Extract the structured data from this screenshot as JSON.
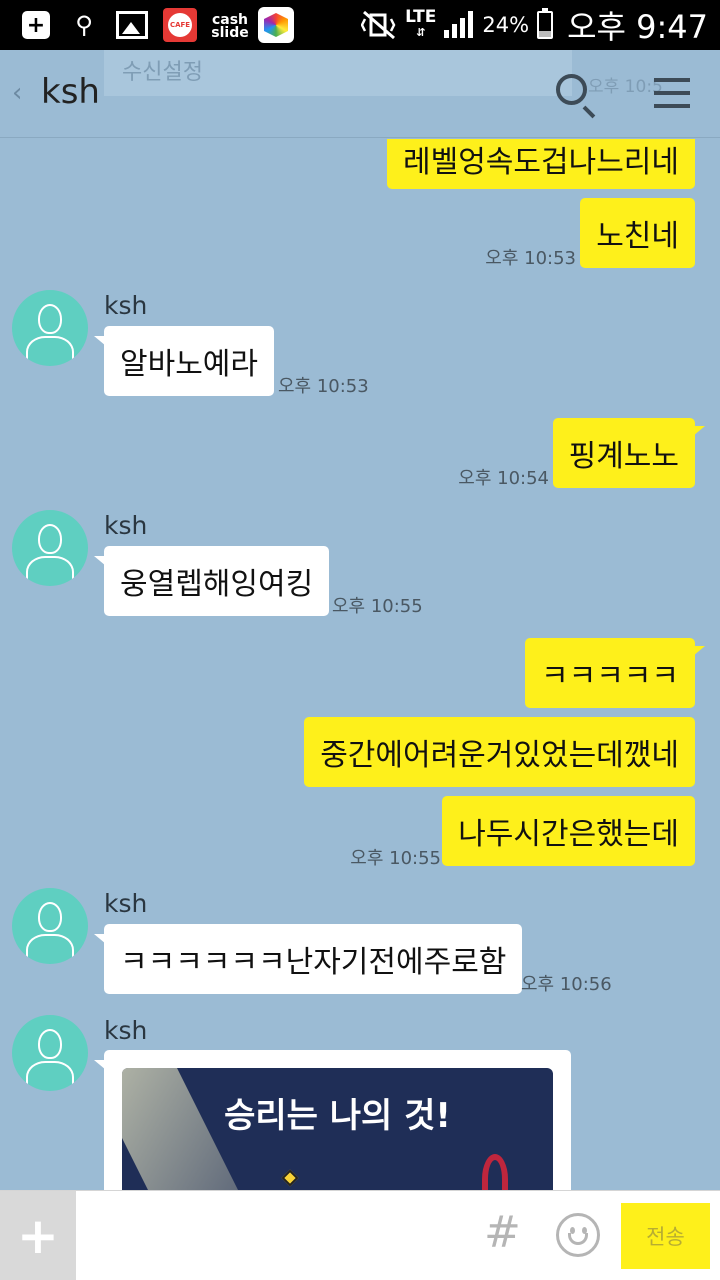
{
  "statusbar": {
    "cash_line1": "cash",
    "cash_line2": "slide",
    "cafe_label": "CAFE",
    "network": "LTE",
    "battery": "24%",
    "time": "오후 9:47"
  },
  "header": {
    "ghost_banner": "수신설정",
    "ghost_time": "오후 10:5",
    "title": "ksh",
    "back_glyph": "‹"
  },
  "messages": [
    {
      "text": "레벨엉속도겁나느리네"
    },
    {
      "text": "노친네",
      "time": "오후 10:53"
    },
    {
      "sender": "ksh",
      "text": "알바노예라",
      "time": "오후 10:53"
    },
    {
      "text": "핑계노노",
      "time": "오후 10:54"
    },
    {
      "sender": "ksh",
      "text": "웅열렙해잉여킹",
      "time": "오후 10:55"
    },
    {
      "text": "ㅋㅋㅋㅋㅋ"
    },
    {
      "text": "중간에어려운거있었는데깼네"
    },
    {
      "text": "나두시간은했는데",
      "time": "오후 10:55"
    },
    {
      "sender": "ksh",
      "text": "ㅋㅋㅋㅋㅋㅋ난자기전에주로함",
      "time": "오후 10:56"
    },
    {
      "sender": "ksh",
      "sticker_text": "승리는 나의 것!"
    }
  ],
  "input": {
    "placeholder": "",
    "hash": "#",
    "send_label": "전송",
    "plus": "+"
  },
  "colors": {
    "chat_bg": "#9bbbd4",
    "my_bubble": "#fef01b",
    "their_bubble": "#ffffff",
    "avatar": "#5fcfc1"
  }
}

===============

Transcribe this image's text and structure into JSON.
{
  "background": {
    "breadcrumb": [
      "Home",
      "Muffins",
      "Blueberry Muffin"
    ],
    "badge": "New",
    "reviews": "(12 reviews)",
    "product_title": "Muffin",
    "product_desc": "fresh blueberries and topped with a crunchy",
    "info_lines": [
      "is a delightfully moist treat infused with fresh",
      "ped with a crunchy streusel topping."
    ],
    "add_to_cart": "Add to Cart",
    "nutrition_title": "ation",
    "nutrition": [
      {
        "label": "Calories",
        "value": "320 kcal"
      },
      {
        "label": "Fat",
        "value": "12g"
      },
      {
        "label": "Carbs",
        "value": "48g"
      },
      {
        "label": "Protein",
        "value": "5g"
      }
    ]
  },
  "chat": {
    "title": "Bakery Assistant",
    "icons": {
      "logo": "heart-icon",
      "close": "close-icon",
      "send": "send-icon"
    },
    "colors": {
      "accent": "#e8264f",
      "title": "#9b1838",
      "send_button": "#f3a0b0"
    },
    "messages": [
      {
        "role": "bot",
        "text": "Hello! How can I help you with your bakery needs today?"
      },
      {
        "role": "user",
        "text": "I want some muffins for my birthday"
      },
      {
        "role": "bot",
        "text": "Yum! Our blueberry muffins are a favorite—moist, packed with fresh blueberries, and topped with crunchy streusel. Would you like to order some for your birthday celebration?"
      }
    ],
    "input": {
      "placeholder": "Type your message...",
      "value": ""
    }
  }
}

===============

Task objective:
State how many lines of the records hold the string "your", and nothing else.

Result below:
3